A new wheat flag leaf fungicide that promises Scottish growers bigger yields and give them peace of mind, whatever the weather, has been launched by Bayer.
Ascra Xpro builds on the top performance of its existing SDHI fungicide, Aviator235Xpro, by adding a second complementary SDHI active ingredient, fluopyram, to bixafen and the azole, prothioconazole.
This combination gave the best septoria control from a T2 fungicide in Bayer and independent trials, as well as excellent control of the other key diseases, yellow and brown rust, mildew, tan spot and suppression of fusarium inoculum.
With a potent septoria curativity and a raft of physiological properties, that makes it particularly suitable for cooler, wetter conditions experienced in Scotland.
It all translates into an average yield boost of 0.3-tonne per ha over market-leading competitor products, such as Adexar (fluxapyroxad + epoxiconazole), in 2016. That could be worth about £40 per ha in extra margin at current wheat prices of around £140 per tonne.

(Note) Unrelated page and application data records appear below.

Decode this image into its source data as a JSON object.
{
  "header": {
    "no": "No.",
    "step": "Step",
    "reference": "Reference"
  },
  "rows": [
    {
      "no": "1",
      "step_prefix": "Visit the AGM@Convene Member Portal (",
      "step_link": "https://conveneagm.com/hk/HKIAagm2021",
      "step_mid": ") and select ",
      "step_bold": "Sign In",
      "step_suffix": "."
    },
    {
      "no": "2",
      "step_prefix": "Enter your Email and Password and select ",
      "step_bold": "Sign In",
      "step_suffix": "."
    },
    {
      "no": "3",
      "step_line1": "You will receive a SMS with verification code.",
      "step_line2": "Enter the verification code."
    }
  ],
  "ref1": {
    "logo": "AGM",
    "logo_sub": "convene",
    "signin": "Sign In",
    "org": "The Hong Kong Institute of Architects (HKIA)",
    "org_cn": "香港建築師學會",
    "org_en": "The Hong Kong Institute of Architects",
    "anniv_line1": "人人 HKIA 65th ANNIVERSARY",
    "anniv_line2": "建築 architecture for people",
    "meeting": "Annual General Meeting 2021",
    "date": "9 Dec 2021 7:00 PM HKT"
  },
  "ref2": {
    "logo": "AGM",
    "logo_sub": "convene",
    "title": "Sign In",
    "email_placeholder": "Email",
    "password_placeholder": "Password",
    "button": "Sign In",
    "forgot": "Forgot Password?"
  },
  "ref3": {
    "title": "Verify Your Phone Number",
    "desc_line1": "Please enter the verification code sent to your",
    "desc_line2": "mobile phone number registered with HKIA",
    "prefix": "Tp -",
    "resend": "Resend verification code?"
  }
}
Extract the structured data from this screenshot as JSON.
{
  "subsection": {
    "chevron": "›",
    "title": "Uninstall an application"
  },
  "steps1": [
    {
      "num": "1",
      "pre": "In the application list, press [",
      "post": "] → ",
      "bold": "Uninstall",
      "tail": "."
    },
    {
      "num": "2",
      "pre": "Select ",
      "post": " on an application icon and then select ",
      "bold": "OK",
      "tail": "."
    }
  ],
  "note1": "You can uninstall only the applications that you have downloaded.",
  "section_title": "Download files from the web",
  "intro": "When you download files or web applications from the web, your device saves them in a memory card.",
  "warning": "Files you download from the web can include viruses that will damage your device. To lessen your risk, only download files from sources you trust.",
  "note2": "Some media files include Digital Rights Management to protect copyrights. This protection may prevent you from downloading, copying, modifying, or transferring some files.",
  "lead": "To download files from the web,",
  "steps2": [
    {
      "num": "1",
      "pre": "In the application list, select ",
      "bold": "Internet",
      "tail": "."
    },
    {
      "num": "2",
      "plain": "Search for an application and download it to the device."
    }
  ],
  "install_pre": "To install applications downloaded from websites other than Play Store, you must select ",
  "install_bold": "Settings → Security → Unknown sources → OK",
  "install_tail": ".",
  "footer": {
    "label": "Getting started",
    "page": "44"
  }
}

That's is due to the complementary activity of the active ingredients, explained Will Charlton, Bayer’s fungicide campaign manager.
“Fluopyram distributes through the leaf quickly, increasing curative control of latent disease in the leaf, and adding to the curativity from the other SDHI bixafen. Bixafen and prothiconazole then also help provide the long-lasting activity needed from a flag leaf fungicide to keep the top two leaves free from disease for as long as possible,” he pointed out.
"This gave 6% better septoria control on the top two leaves than Adexar across 14 independent and Bayer trials in 2016. In curative situations, the difference is larger – around 20% better. “Our trials have shown that Ascra is both the most curative and consistent fungicide for septoria control now available. In the trials, yields were raised by an average of 0.3 tonnes tonnes per ha compared with Adexar.”
This confirms results across five contrasting seasons, including the high pressure year of 2014, when the average yield response in favour of Ascra was 0.39 tonnes per ha, Mr Charlton said.
Another key to its performance is the use of an 80% dose of prothioconazole in the recommended rate of 1.2 l/ha, he added. “Trials in the past couple of seasons have shown that prothioconazole is in a class of its own against septoria, consistently outperforming epoxiconazole and metconazole. This means the SDHIs in Ascra have comparatively less work to do in controlling the disease than competitors, creating a more sustainable level of disease control.”
Adding prothioconazole also helps it combat resistance development in septoria as the two modes of action give the disease a double whammy.
“Bixafen and fluopyram are different types of SDHI – bixafen is a pyrazole-carboxamide and fluopyram a benzamide. In laboratory tests there is evidence that they could potentially control different strains of septoria with mutations in the SDHI binding site. But as they still have the same mode of action that cannot be considered a resistance management strategy,” he said.
It is also possible to mix Ascra with a multi-site fungicide if desired and it is formulated using the same Leafshield system as Aviator235Xpro, which protects its efficacy even if it rains within minutes of an application.
Ascra is fully approved and will be widely available through normal distribution networks next spring.